Bring the flavors of Asia to your holiday parties with these 10 lovely soups that will surely warm you up on chilly days and nights.
Soup? Is that a little too “everyday” for a holiday party? Not if you want to set the tone for the meal. Look at it as a sneak peak into the rest of the dishes that you’re serving.
Am I referring to themed meals like all-Japanese or all-Chinese? Well, that’s the less complicated path. But creating a meal with that pulled-together look where every dish either complements the others or provides an interesting contrast doesn’t mean you have to choose dishes from just one cuisine.
While I understand that what’s good with what is largely a culture thing (and that means subjective to say the least), I go with one very important rule. If the main dish is not so heavy, I serve it with a hearty soup or salad. If the main dish is something that will take hours and hours to digest, then, a light soup or salad accompanies it.
It’s about balance. If you think that a dish should have a balance of flavors, then, a meal should have the same characteristic too. And not just balance in flavors but also in texture and volume.
The ten soups in the list are all on the hearty side.
In Mexican cuisine, there is a dish called albondigas. It is quite probable that the Filipino almondigas is an adaptation of the Mexican albondigas. This is an old recipe from my grandmother. My only contribution is to add grated carrots to the meatballs to add flavor and color. Get the recipe!

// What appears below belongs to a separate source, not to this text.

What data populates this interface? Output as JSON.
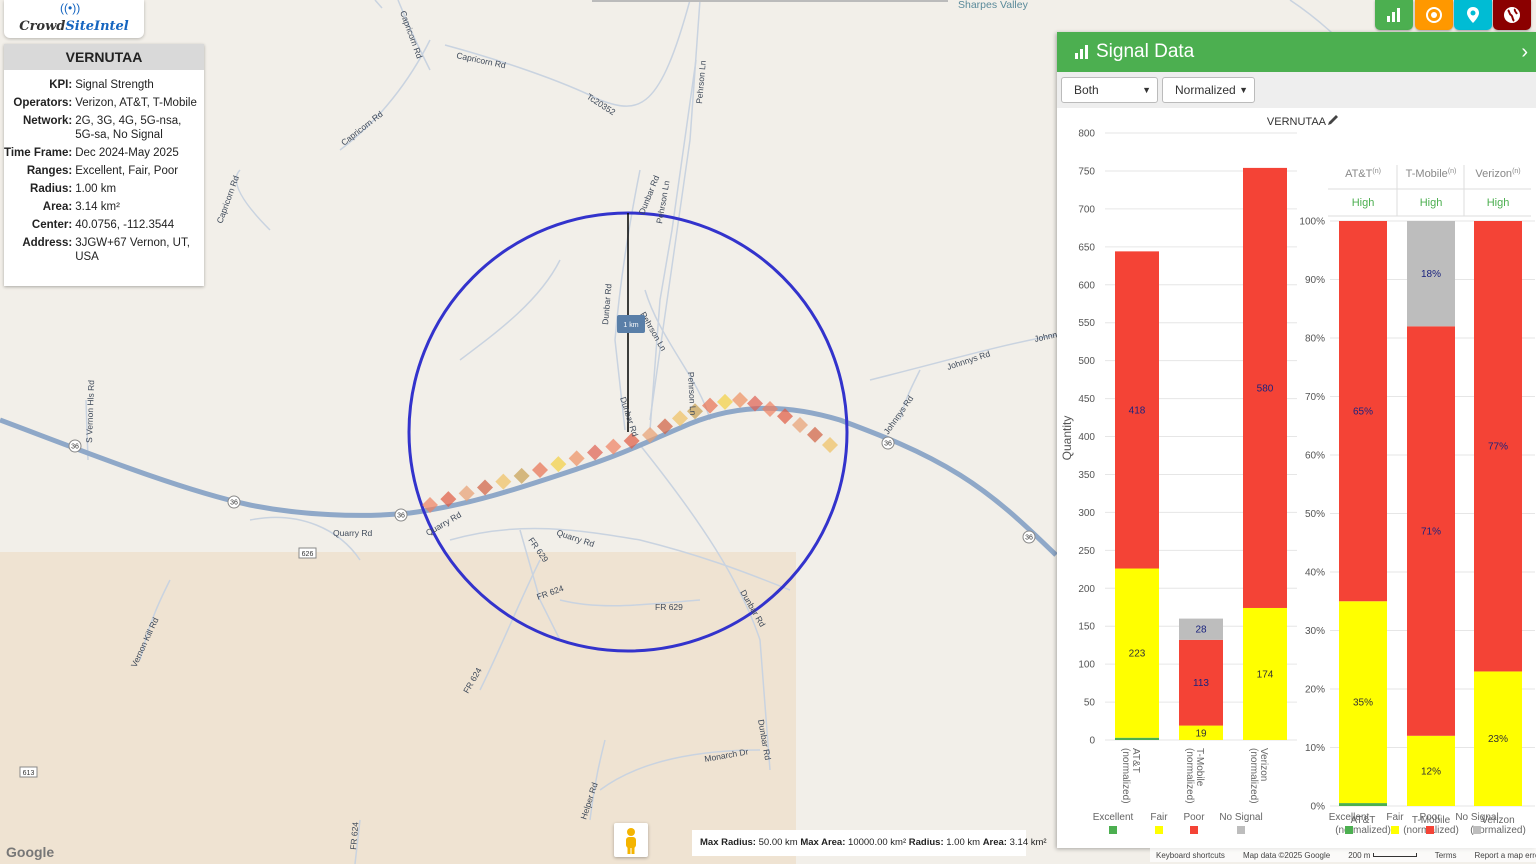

Thick and spicy, the heat of this fish head soup with coconut cream comes from garlic, ginger and chilies. Get the recipe!
Tom yum is sour and spicy, but more aromatic and with fresher undertones than Filipino sinigang due to the lemongrass stalks and kaffir lime leaves that are added to the broth during cooking. Get the recipe!
The best Chinese soup I’ve ever had was at Lugang Cafe. Hands down. The best, ever. It’s even better than Din Tai Fung’s hot and sour soup including the one served at its Taipei restaurant. That’s my peg. The heat comes from a combination of ginger and chilies. The sourness is provided by black vinegar. Get the recipe!
The salmon belly I used for my sinigang was bought from the local market. Most fish mongers sell salmon belly already pre-cut into 1 to 2-inch wide strips. Too narrow for my taste. I found one seller who was willing to sell unsliced salmon belly. I asked for half a kilo with a request to please scrape off the scales. When I got home, I cut the salmon belly into squares to cook my sinigang na tiyan ng salmon. Get the recipe!
The fish version of tom kha gai, Thai fish coconut milk soup, or tom kha pla, is similarly cooked and seasoned with lemongrass, galangal, chilies, kaffir lime leaves and fish sauce. Get the recipe!
Sticky, gelatinous and melt-in-the mouth tender, this beef tendon soup was in the slow cooker for eight hours. The wait was well worth it. The soup was so good it needed minimal garnish for proper appreciation. Get the recipe!
What is chicken binakol? It tastes like tinola but it isn’t exactly tinola. The similarity is due mainly to the inclusion of ginger among the ingredients. Chicken binakol is sweeter because the broth is made with coconut juice. Get the recipe!
Ten minutes to prepare and 12 minutes to cook, this corn and mushroom egg drop soup is colorful, rich in texture and packed with flavor. Get the recipe!